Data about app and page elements
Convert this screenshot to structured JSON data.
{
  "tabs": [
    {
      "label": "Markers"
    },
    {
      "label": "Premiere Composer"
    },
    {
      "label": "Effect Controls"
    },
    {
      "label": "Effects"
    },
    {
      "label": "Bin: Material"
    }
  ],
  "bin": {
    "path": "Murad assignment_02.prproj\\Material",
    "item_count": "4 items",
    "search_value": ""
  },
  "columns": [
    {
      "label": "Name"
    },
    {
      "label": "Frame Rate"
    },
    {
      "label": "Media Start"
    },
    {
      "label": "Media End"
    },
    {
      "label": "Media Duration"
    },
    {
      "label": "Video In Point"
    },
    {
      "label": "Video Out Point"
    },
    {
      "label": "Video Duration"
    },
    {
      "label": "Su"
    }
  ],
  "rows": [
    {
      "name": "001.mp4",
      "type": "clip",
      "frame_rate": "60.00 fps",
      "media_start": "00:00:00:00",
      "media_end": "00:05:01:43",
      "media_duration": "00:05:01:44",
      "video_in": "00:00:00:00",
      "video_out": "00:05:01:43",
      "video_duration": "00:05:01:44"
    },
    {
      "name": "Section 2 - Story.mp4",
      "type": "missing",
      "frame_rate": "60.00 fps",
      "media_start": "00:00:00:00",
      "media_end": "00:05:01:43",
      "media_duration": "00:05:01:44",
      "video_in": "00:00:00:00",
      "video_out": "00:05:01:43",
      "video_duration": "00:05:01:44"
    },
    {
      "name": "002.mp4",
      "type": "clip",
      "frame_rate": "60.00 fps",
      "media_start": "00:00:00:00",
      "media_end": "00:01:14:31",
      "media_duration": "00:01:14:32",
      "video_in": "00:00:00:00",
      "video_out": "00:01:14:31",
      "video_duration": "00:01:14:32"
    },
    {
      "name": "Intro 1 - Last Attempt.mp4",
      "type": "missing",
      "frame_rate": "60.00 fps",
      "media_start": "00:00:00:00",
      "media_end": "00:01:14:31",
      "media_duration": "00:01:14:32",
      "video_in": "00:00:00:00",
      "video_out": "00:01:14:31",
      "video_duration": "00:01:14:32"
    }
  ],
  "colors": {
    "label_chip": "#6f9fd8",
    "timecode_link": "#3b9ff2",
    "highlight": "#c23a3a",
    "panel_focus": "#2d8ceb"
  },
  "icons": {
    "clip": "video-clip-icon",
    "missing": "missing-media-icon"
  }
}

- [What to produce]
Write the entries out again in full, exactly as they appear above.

- [Solution to this exercise]
Convert this screenshot to structured JSON data.
{
  "tabs": [
    {
      "label": "Markers"
    },
    {
      "label": "Premiere Composer"
    },
    {
      "label": "Effect Controls"
    },
    {
      "label": "Effects"
    },
    {
      "label": "Bin: Material"
    }
  ],
  "bin": {
    "path": "Murad assignment_02.prproj\\Material",
    "item_count": "4 items",
    "search_value": ""
  },
  "columns": [
    {
      "label": "Name"
    },
    {
      "label": "Frame Rate"
    },
    {
      "label": "Media Start"
    },
    {
      "label": "Media End"
    },
    {
      "label": "Media Duration"
    },
    {
      "label": "Video In Point"
    },
    {
      "label": "Video Out Point"
    },
    {
      "label": "Video Duration"
    },
    {
      "label": "Su"
    }
  ],
  "rows": [
    {
      "name": "001.mp4",
      "type": "clip",
      "frame_rate": "60.00 fps",
      "media_start": "00:00:00:00",
      "media_end": "00:05:01:43",
      "media_duration": "00:05:01:44",
      "video_in": "00:00:00:00",
      "video_out": "00:05:01:43",
      "video_duration": "00:05:01:44"
    },
    {
      "name": "Section 2 - Story.mp4",
      "type": "missing",
      "frame_rate": "60.00 fps",
      "media_start": "00:00:00:00",
      "media_end": "00:05:01:43",
      "media_duration": "00:05:01:44",
      "video_in": "00:00:00:00",
      "video_out": "00:05:01:43",
      "video_duration": "00:05:01:44"
    },
    {
      "name": "002.mp4",
      "type": "clip",
      "frame_rate": "60.00 fps",
      "media_start": "00:00:00:00",
      "media_end": "00:01:14:31",
      "media_duration": "00:01:14:32",
      "video_in": "00:00:00:00",
      "video_out": "00:01:14:31",
      "video_duration": "00:01:14:32"
    },
    {
      "name": "Intro 1 - Last Attempt.mp4",
      "type": "missing",
      "frame_rate": "60.00 fps",
      "media_start": "00:00:00:00",
      "media_end": "00:01:14:31",
      "media_duration": "00:01:14:32",
      "video_in": "00:00:00:00",
      "video_out": "00:01:14:31",
      "video_duration": "00:01:14:32"
    }
  ],
  "colors": {
    "label_chip": "#6f9fd8",
    "timecode_link": "#3b9ff2",
    "highlight": "#c23a3a",
    "panel_focus": "#2d8ceb"
  },
  "icons": {
    "clip": "video-clip-icon",
    "missing": "missing-media-icon"
  }
}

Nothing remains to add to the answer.